## [WORK TO COMPLETE]
Copy, from the data below, every line that has "content" in it.

Items from a data source
....
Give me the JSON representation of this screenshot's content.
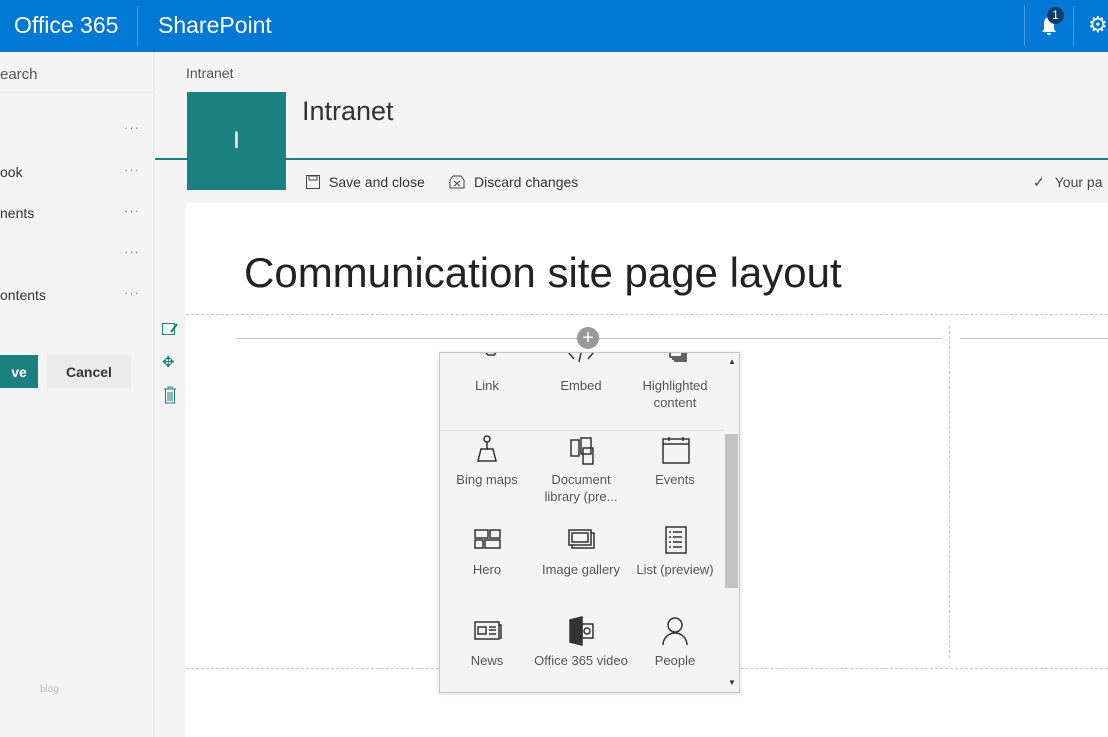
{
  "header": {
    "app": "Office 365",
    "product": "SharePoint",
    "notification_count": "1"
  },
  "nav": {
    "search": "earch",
    "items": [
      "",
      "ook",
      "nents",
      "",
      "ontents"
    ],
    "save": "ve",
    "cancel": "Cancel",
    "footer": "blog"
  },
  "site": {
    "breadcrumb": "Intranet",
    "logo_letter": "I",
    "title": "Intranet"
  },
  "commandbar": {
    "save_close": "Save and close",
    "discard": "Discard changes",
    "status": "Your pa"
  },
  "page": {
    "title": "Communication site page layout"
  },
  "toolbox": {
    "tiles": [
      {
        "label": "Link",
        "icon": "link-icon"
      },
      {
        "label": "Embed",
        "icon": "embed-icon"
      },
      {
        "label": "Highlighted content",
        "icon": "highlighted-content-icon"
      },
      {
        "label": "Bing maps",
        "icon": "map-pin-icon"
      },
      {
        "label": "Document library (pre...",
        "icon": "document-library-icon"
      },
      {
        "label": "Events",
        "icon": "calendar-icon"
      },
      {
        "label": "Hero",
        "icon": "hero-icon"
      },
      {
        "label": "Image gallery",
        "icon": "image-gallery-icon"
      },
      {
        "label": "List (preview)",
        "icon": "list-icon"
      },
      {
        "label": "News",
        "icon": "news-icon"
      },
      {
        "label": "Office 365 video",
        "icon": "video-icon"
      },
      {
        "label": "People",
        "icon": "person-icon"
      }
    ]
  },
  "colors": {
    "brand": "#0078d4",
    "teal": "#1b8080"
  }
}
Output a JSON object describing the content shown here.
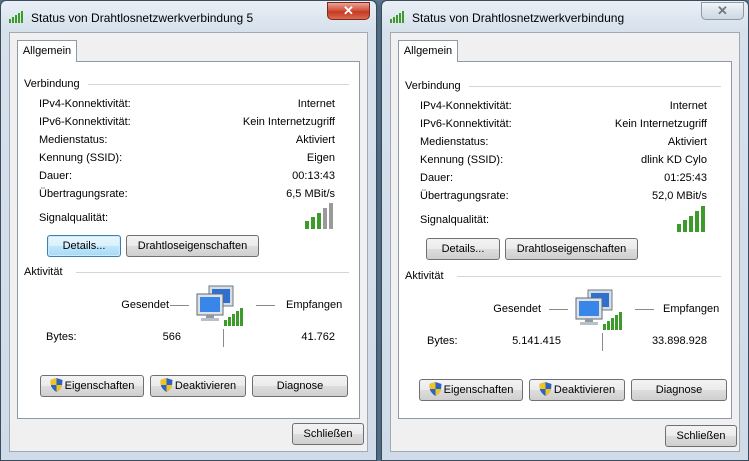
{
  "colors": {
    "signal_active": "#3c9b2a",
    "signal_inactive": "#9a9a9a",
    "close_button": "#c43a24"
  },
  "windows": [
    {
      "title": "Status von Drahtlosnetzwerkverbindung 5",
      "active": true,
      "tab": "Allgemein",
      "connection": {
        "group_title": "Verbindung",
        "rows": [
          {
            "label": "IPv4-Konnektivität:",
            "value": "Internet"
          },
          {
            "label": "IPv6-Konnektivität:",
            "value": "Kein Internetzugriff"
          },
          {
            "label": "Medienstatus:",
            "value": "Aktiviert"
          },
          {
            "label": "Kennung (SSID):",
            "value": "Eigen"
          },
          {
            "label": "Dauer:",
            "value": "00:13:43"
          },
          {
            "label": "Übertragungsrate:",
            "value": "6,5 MBit/s"
          }
        ],
        "signal_label": "Signalqualität:",
        "signal_bars": 3,
        "details_button": "Details...",
        "wireless_props_button": "Drahtloseigenschaften"
      },
      "activity": {
        "group_title": "Aktivität",
        "sent_label": "Gesendet",
        "received_label": "Empfangen",
        "bytes_label": "Bytes:",
        "bytes_sent": "566",
        "bytes_received": "41.762"
      },
      "buttons": {
        "properties": "Eigenschaften",
        "disable": "Deaktivieren",
        "diagnose": "Diagnose",
        "close": "Schließen"
      }
    },
    {
      "title": "Status von Drahtlosnetzwerkverbindung",
      "active": false,
      "tab": "Allgemein",
      "connection": {
        "group_title": "Verbindung",
        "rows": [
          {
            "label": "IPv4-Konnektivität:",
            "value": "Internet"
          },
          {
            "label": "IPv6-Konnektivität:",
            "value": "Kein Internetzugriff"
          },
          {
            "label": "Medienstatus:",
            "value": "Aktiviert"
          },
          {
            "label": "Kennung (SSID):",
            "value": "dlink KD Cylo"
          },
          {
            "label": "Dauer:",
            "value": "01:25:43"
          },
          {
            "label": "Übertragungsrate:",
            "value": "52,0 MBit/s"
          }
        ],
        "signal_label": "Signalqualität:",
        "signal_bars": 5,
        "details_button": "Details...",
        "wireless_props_button": "Drahtloseigenschaften"
      },
      "activity": {
        "group_title": "Aktivität",
        "sent_label": "Gesendet",
        "received_label": "Empfangen",
        "bytes_label": "Bytes:",
        "bytes_sent": "5.141.415",
        "bytes_received": "33.898.928"
      },
      "buttons": {
        "properties": "Eigenschaften",
        "disable": "Deaktivieren",
        "diagnose": "Diagnose",
        "close": "Schließen"
      }
    }
  ]
}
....
## [ANSWER TO THIS TASK]
Give me the JSON representation of this screenshot's content.
        "label": "Highlighted content",
        "icon": "highlighted-content-icon"
Output a JSON object describing the content shown here.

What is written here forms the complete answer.